By the Book: Keeping up as the book world changes

Birds do it every year, this spring migrating thing, with its accompanying twittering racket. Public librarians do it once every two years at the Public Library Association conference, this year In Philadelphia. And what are the librarians twittering about this year? They are Twittering, tweeting, Facebooking and blogging about tweeting, Facebooking and blogging as tools for communicating with colleagues and library patrons. And they’re talking about the trends and forces that are changing books, reading and the ways librarians do their work.

As is often the case, there are two divergent trends that are either pulling in opposite directions or balancing each other out. One trend is toward more computers and automation: self-service checkout stations in the library and digital downloads of e-books being made available to patrons. The other trend is toward even more “high touch” customer service, which means more personalized and interactive conversations with more of our “power patrons,” those who come to the library frequently, borrow the most and attend programs regularly.

For years libraries were on an epic quest to capture the elusive non-user. It was thought that if we were attractive enough and nice enough and offered stuff for free, people couldn’t stay away, so we kept trying to be more attractive and nicer until we were going cross-eyed from the effort. And still the non-users were not using us.

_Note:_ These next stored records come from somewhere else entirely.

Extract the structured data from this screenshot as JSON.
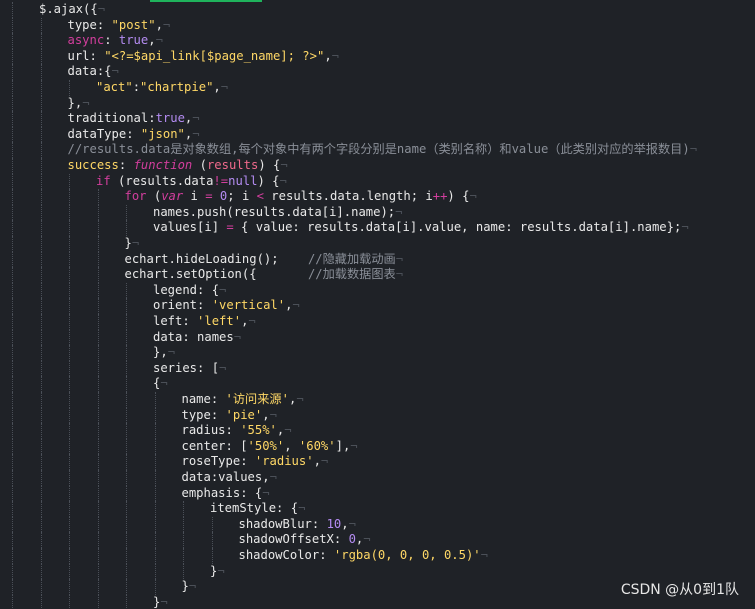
{
  "editor": {
    "lines": [
      {
        "indent": 0,
        "segments": [
          {
            "t": "$.ajax({",
            "c": "w"
          }
        ]
      },
      {
        "indent": 1,
        "segments": [
          {
            "t": "type: ",
            "c": "w"
          },
          {
            "t": "\"post\"",
            "c": "s"
          },
          {
            "t": ",",
            "c": "w"
          }
        ]
      },
      {
        "indent": 1,
        "segments": [
          {
            "t": "async",
            "c": "k"
          },
          {
            "t": ": ",
            "c": "w"
          },
          {
            "t": "true",
            "c": "n"
          },
          {
            "t": ",",
            "c": "w"
          }
        ]
      },
      {
        "indent": 1,
        "segments": [
          {
            "t": "url: ",
            "c": "w"
          },
          {
            "t": "\"<?=$api_link[$page_name]; ?>\"",
            "c": "s"
          },
          {
            "t": ",",
            "c": "w"
          }
        ]
      },
      {
        "indent": 1,
        "segments": [
          {
            "t": "data:{",
            "c": "w"
          }
        ]
      },
      {
        "indent": 2,
        "segments": [
          {
            "t": "\"act\"",
            "c": "s"
          },
          {
            "t": ":",
            "c": "w"
          },
          {
            "t": "\"chartpie\"",
            "c": "s"
          },
          {
            "t": ",",
            "c": "w"
          }
        ]
      },
      {
        "indent": 1,
        "segments": [
          {
            "t": "},",
            "c": "w"
          }
        ]
      },
      {
        "indent": 1,
        "segments": [
          {
            "t": "traditional:",
            "c": "w"
          },
          {
            "t": "true",
            "c": "n"
          },
          {
            "t": ",",
            "c": "w"
          }
        ]
      },
      {
        "indent": 1,
        "segments": [
          {
            "t": "dataType: ",
            "c": "w"
          },
          {
            "t": "\"json\"",
            "c": "s"
          },
          {
            "t": ",",
            "c": "w"
          }
        ]
      },
      {
        "indent": 1,
        "segments": [
          {
            "t": "//results.data是对象数组,每个对象中有两个字段分别是name（类别名称）和value（此类别对应的举报数目)",
            "c": "c"
          }
        ]
      },
      {
        "indent": 1,
        "segments": [
          {
            "t": "success",
            "c": "s"
          },
          {
            "t": ": ",
            "c": "w"
          },
          {
            "t": "function",
            "c": "ki"
          },
          {
            "t": " (",
            "c": "w"
          },
          {
            "t": "results",
            "c": "p"
          },
          {
            "t": ") {",
            "c": "w"
          }
        ]
      },
      {
        "indent": 2,
        "segments": [
          {
            "t": "if",
            "c": "k"
          },
          {
            "t": " (results.data",
            "c": "w"
          },
          {
            "t": "!=",
            "c": "k"
          },
          {
            "t": "null",
            "c": "n"
          },
          {
            "t": ") {",
            "c": "w"
          }
        ]
      },
      {
        "indent": 3,
        "segments": [
          {
            "t": "for",
            "c": "k"
          },
          {
            "t": " (",
            "c": "w"
          },
          {
            "t": "var",
            "c": "ki"
          },
          {
            "t": " i ",
            "c": "w"
          },
          {
            "t": "=",
            "c": "k"
          },
          {
            "t": " ",
            "c": "w"
          },
          {
            "t": "0",
            "c": "n"
          },
          {
            "t": "; i ",
            "c": "w"
          },
          {
            "t": "<",
            "c": "k"
          },
          {
            "t": " results.data.length; i",
            "c": "w"
          },
          {
            "t": "++",
            "c": "k"
          },
          {
            "t": ") {",
            "c": "w"
          }
        ]
      },
      {
        "indent": 4,
        "segments": [
          {
            "t": "names.push(results.data[i].name);",
            "c": "w"
          }
        ]
      },
      {
        "indent": 4,
        "segments": [
          {
            "t": "values[i] ",
            "c": "w"
          },
          {
            "t": "=",
            "c": "k"
          },
          {
            "t": " { value: results.data[i].value, name: results.data[i].name};",
            "c": "w"
          }
        ]
      },
      {
        "indent": 3,
        "segments": [
          {
            "t": "}",
            "c": "w"
          }
        ]
      },
      {
        "indent": 3,
        "segments": [
          {
            "t": "echart.hideLoading();    ",
            "c": "w"
          },
          {
            "t": "//隐藏加载动画",
            "c": "c"
          }
        ]
      },
      {
        "indent": 3,
        "segments": [
          {
            "t": "echart.setOption({       ",
            "c": "w"
          },
          {
            "t": "//加载数据图表",
            "c": "c"
          }
        ]
      },
      {
        "indent": 4,
        "segments": [
          {
            "t": "legend: {",
            "c": "w"
          }
        ]
      },
      {
        "indent": 4,
        "segments": [
          {
            "t": "orient: ",
            "c": "w"
          },
          {
            "t": "'vertical'",
            "c": "s"
          },
          {
            "t": ",",
            "c": "w"
          }
        ]
      },
      {
        "indent": 4,
        "segments": [
          {
            "t": "left: ",
            "c": "w"
          },
          {
            "t": "'left'",
            "c": "s"
          },
          {
            "t": ",",
            "c": "w"
          }
        ]
      },
      {
        "indent": 4,
        "segments": [
          {
            "t": "data: names",
            "c": "w"
          }
        ]
      },
      {
        "indent": 4,
        "segments": [
          {
            "t": "},",
            "c": "w"
          }
        ]
      },
      {
        "indent": 4,
        "segments": [
          {
            "t": "series: [",
            "c": "w"
          }
        ]
      },
      {
        "indent": 4,
        "segments": [
          {
            "t": "{",
            "c": "w"
          }
        ]
      },
      {
        "indent": 5,
        "segments": [
          {
            "t": "name: ",
            "c": "w"
          },
          {
            "t": "'访问来源'",
            "c": "s"
          },
          {
            "t": ",",
            "c": "w"
          }
        ]
      },
      {
        "indent": 5,
        "segments": [
          {
            "t": "type: ",
            "c": "w"
          },
          {
            "t": "'pie'",
            "c": "s"
          },
          {
            "t": ",",
            "c": "w"
          }
        ]
      },
      {
        "indent": 5,
        "segments": [
          {
            "t": "radius: ",
            "c": "w"
          },
          {
            "t": "'55%'",
            "c": "s"
          },
          {
            "t": ",",
            "c": "w"
          }
        ]
      },
      {
        "indent": 5,
        "segments": [
          {
            "t": "center: [",
            "c": "w"
          },
          {
            "t": "'50%'",
            "c": "s"
          },
          {
            "t": ", ",
            "c": "w"
          },
          {
            "t": "'60%'",
            "c": "s"
          },
          {
            "t": "],",
            "c": "w"
          }
        ]
      },
      {
        "indent": 5,
        "segments": [
          {
            "t": "roseType: ",
            "c": "w"
          },
          {
            "t": "'radius'",
            "c": "s"
          },
          {
            "t": ",",
            "c": "w"
          }
        ]
      },
      {
        "indent": 5,
        "segments": [
          {
            "t": "data:values,",
            "c": "w"
          }
        ]
      },
      {
        "indent": 5,
        "segments": [
          {
            "t": "emphasis: {",
            "c": "w"
          }
        ]
      },
      {
        "indent": 6,
        "segments": [
          {
            "t": "itemStyle: {",
            "c": "w"
          }
        ]
      },
      {
        "indent": 7,
        "segments": [
          {
            "t": "shadowBlur: ",
            "c": "w"
          },
          {
            "t": "10",
            "c": "n"
          },
          {
            "t": ",",
            "c": "w"
          }
        ]
      },
      {
        "indent": 7,
        "segments": [
          {
            "t": "shadowOffsetX: ",
            "c": "w"
          },
          {
            "t": "0",
            "c": "n"
          },
          {
            "t": ",",
            "c": "w"
          }
        ]
      },
      {
        "indent": 7,
        "segments": [
          {
            "t": "shadowColor: ",
            "c": "w"
          },
          {
            "t": "'rgba(0, 0, 0, 0.5)'",
            "c": "s"
          }
        ]
      },
      {
        "indent": 6,
        "segments": [
          {
            "t": "}",
            "c": "w"
          }
        ]
      },
      {
        "indent": 5,
        "segments": [
          {
            "t": "}",
            "c": "w"
          }
        ]
      },
      {
        "indent": 4,
        "segments": [
          {
            "t": "}",
            "c": "w"
          }
        ]
      }
    ]
  },
  "watermark": "CSDN @从0到1队",
  "colors": {
    "background": "#1f2227",
    "keyword": "#d23e9d",
    "string": "#ffd866",
    "number": "#b48cf2",
    "comment": "#8a8f98",
    "param": "#f06a8c",
    "accent": "#1fb35c"
  }
}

Meanwhile, we were taking for granted our most loyal users, forgetting to ask them what they wanted, what they liked or didn’t like, what they were reading, who they were. It turns out that she, the national generic power patron, is about 46, makes around $61,000 per year, has children living at home and when she comes to her local public library she takes out multiple items in different formats: books, movies, music, magazines and downloads for her e-reader.

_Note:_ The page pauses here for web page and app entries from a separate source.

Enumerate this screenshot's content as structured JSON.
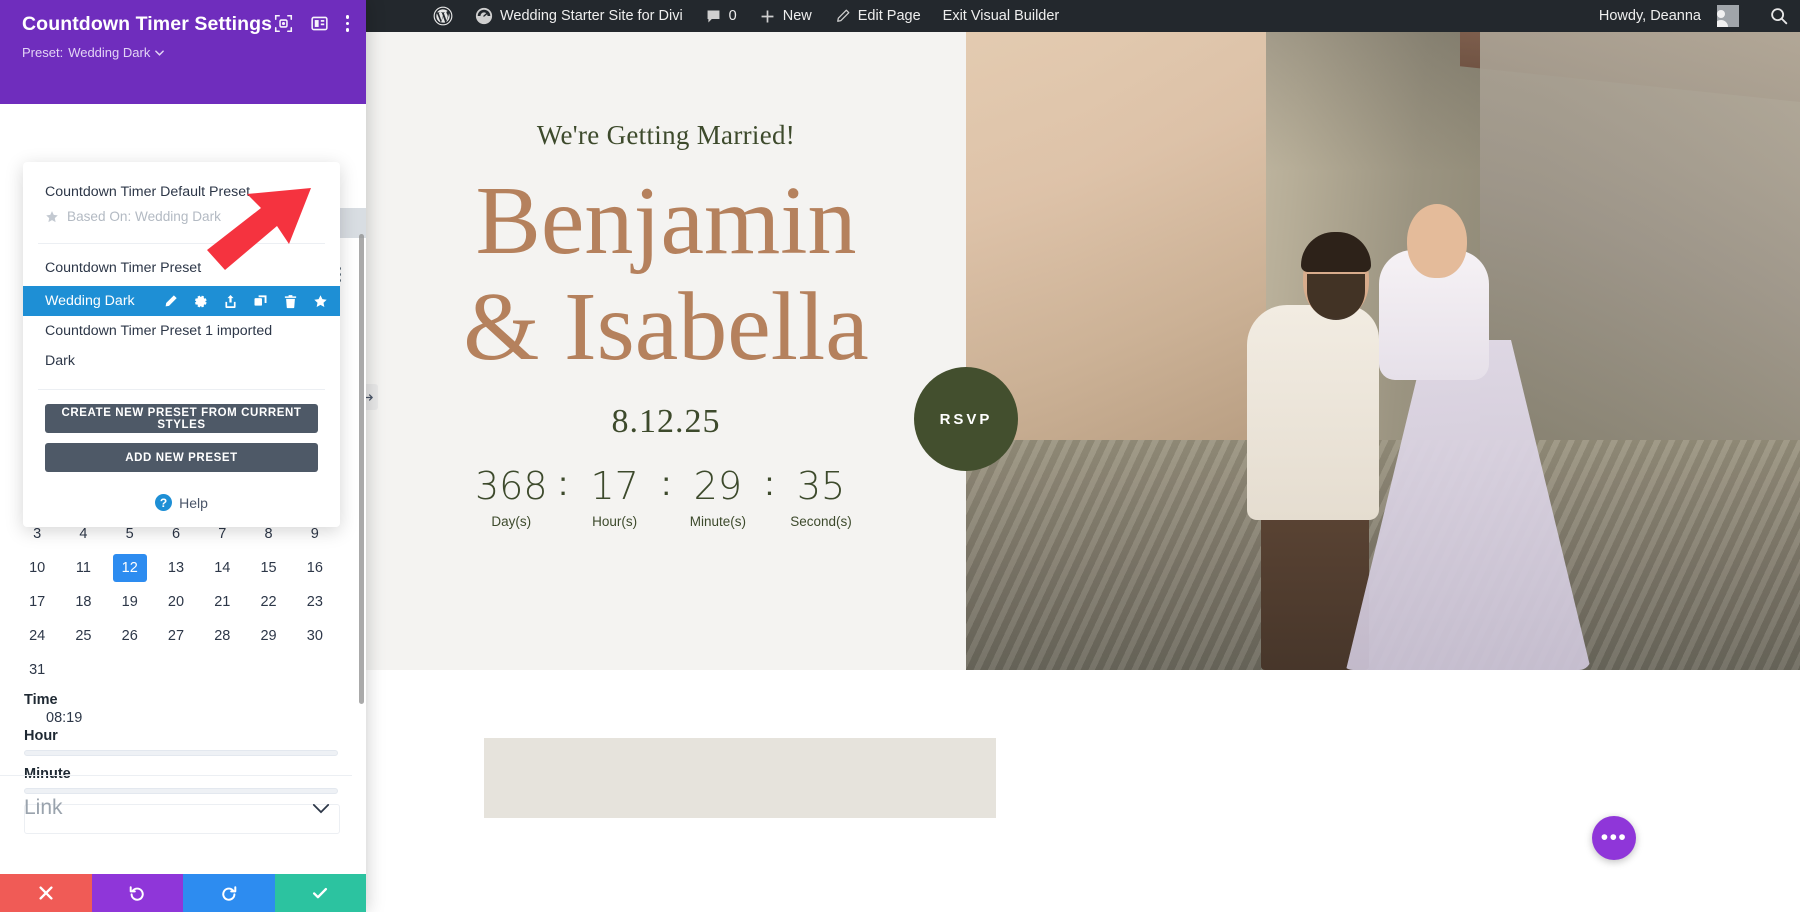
{
  "adminbar": {
    "wp_logo": "wordpress-logo-icon",
    "site_name": "Wedding Starter Site for Divi",
    "comments_count": "0",
    "new_label": "New",
    "edit_page_label": "Edit Page",
    "exit_builder_label": "Exit Visual Builder",
    "howdy": "Howdy, Deanna",
    "search_icon": "search-icon"
  },
  "modal": {
    "title": "Countdown Timer Settings",
    "preset_prefix": "Preset:",
    "preset_name": "Wedding Dark",
    "header_icons": [
      "focus-frame-icon",
      "layout-panel-icon",
      "kebab-menu-icon"
    ],
    "link_section_label": "Link",
    "actions": {
      "cancel": "cancel-icon",
      "undo": "undo-icon",
      "redo": "redo-icon",
      "save": "save-check-icon"
    }
  },
  "preset_popup": {
    "default_preset_label": "Countdown Timer Default Preset",
    "based_on_label": "Based On: Wedding Dark",
    "group_label": "Countdown Timer Preset",
    "items": [
      {
        "label": "Wedding Dark",
        "active": true
      },
      {
        "label": "Countdown Timer Preset 1 imported",
        "active": false
      },
      {
        "label": "Dark",
        "active": false
      }
    ],
    "active_item_icons": [
      "pencil-icon",
      "gear-icon",
      "export-icon",
      "duplicate-icon",
      "trash-icon",
      "star-icon"
    ],
    "create_button": "CREATE NEW PRESET FROM CURRENT STYLES",
    "add_button": "ADD NEW PRESET",
    "help_label": "Help",
    "help_icon": "help-question-icon"
  },
  "date_panel": {
    "days": [
      "3",
      "4",
      "5",
      "6",
      "7",
      "8",
      "9",
      "10",
      "11",
      "12",
      "13",
      "14",
      "15",
      "16",
      "17",
      "18",
      "19",
      "20",
      "21",
      "22",
      "23",
      "24",
      "25",
      "26",
      "27",
      "28",
      "29",
      "30",
      "31"
    ],
    "selected_day": "12",
    "time_label": "Time",
    "time_value": "08:19",
    "hour_label": "Hour",
    "minute_label": "Minute"
  },
  "site": {
    "kicker": "We're Getting Married!",
    "name_line1": "Benjamin",
    "name_line2": "& Isabella",
    "date": "8.12.25",
    "rsvp_label": "RSVP",
    "fab_icon": "more-options-icon"
  },
  "countdown": {
    "units": [
      {
        "value": "368",
        "label": "Day(s)"
      },
      {
        "value": "17",
        "label": "Hour(s)"
      },
      {
        "value": "29",
        "label": "Minute(s)"
      },
      {
        "value": "35",
        "label": "Second(s)"
      }
    ],
    "separator": ":"
  },
  "colors": {
    "divi_purple": "#6f2dbd",
    "active_blue": "#1e8fd5",
    "button_slate": "#4e5967",
    "accent_rose": "#b5815d",
    "olive": "#434f2e",
    "adminbar": "#23282d",
    "cancel_red": "#f05b56",
    "save_green": "#2cc3a0",
    "arrow_red": "#f5333f"
  }
}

That last item, e-reader downloads, continues to be an issue. As of 2011, one in six Americans were using e-reader devices, more than 67 percent of libraries were offering access to e-books and patrons were checking out over 35 million digital titles. New studies are showing that a person who checks out an e-book from a public library often buys that same title and sometimes another book by the same author, and that the people who borrow e-books are the same people who buy e-books, just like the same people who borrow books are those who buy books.

Libraries do not put bookstores, publishers or authors out of business. We enhance their businesses. So why are some of the publishing houses acting so peculiar? Random House just upped the price of e-books to libraries by 300 percent. They change their pricing structure midstream, they limit how many times a title can be borrowed and they are so intent on squeezing every dime that they are losing sight of the big picture. Maybe their accountants and financial officers should look into the recent history of the music business.

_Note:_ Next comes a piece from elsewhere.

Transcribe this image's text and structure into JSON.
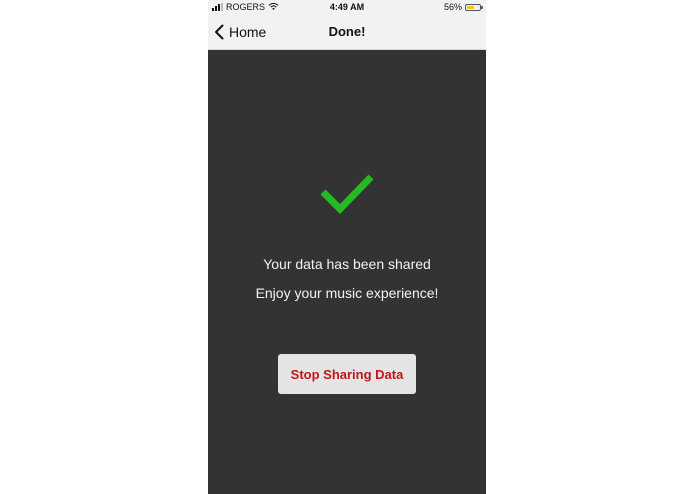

It seems that when there is a shift in distribution format or system for an art form, the artists survive and continue to make art; a good percentage of them are starving, of course, but that’s normal for artists. Not good, but normal. Musicians are still making music and people are still listening to it, usually as a digital download. Or they go to live concerts. The people who didn’t survive the shift were bean-counting dinosaurs who, while the world was changing, were trying to squeeze dimes out in the narrowing space between the musicians and the listeners. And now there are bean-counting dinosaurs trying to get between authors and readers, writers and libraries.

There are many things changing about the world of books. One of them is that more and more books are being self-published and there is no longer the stigma around self-publishing that it’s for amateurs who couldn’t get an agent or be published by Random House, etc.

One title that has been on many lips was ‘50 Shades of Grey,’ a pseudonymous self-published e-book trilogy by a British author that started life as something called “fanfic,” a subgenre in which people write their own fiction using characters first created by other authors. According to what I’ve read about it, this particular fanfic is based on characters from “Twilight,” Stephenie Meyer’s popular vampire series for teens. This author has taken this relatively chaste world, changed the names and turned it into another sub-genre that is being called “mommy porn.” Is it homage or plagiarism? Admiration or desecration?

There are many delicately shaded nuances of opinion about all of these issues, but the incontrovertible fact is that “50 Shades of Grey” is a publishing phenomenon. It has sold more than 250,000 copies and the first volume was recently No. 1 on both and Vintage, Random House’s paperback division, will be printing it for distribution in early April.

Meanwhile, back at the library, March has been a good month for reading Irish authors. I discovered a new author, Declan Hughes, whose ‘City of Lost Girls’ travels between Dublin and Los Angeles with great verve and excitement. Our book discussion group enjoyed Peter Carey’s ‘Parrot and Olivier in America,’ which could be seen as a sort of fanfic about De Toqueville, or at least an homage. Now we are reading ‘The Piano Teacher’ by Janice Y. K. Lee and next month we will participate in the Long Island Reads initiative by sharing ‘The Lost Wife,’ the debut novel by Long Island native Alyson Richman, with other Long Island readers. I look forward to sitting outside in the sun to do some of my reading, while listening to the twittering of actual birds.

Ms. Johnson, of Greenport, is assistant director at Floyd Memorial Library and moonlights as an artist and newspaper columnist.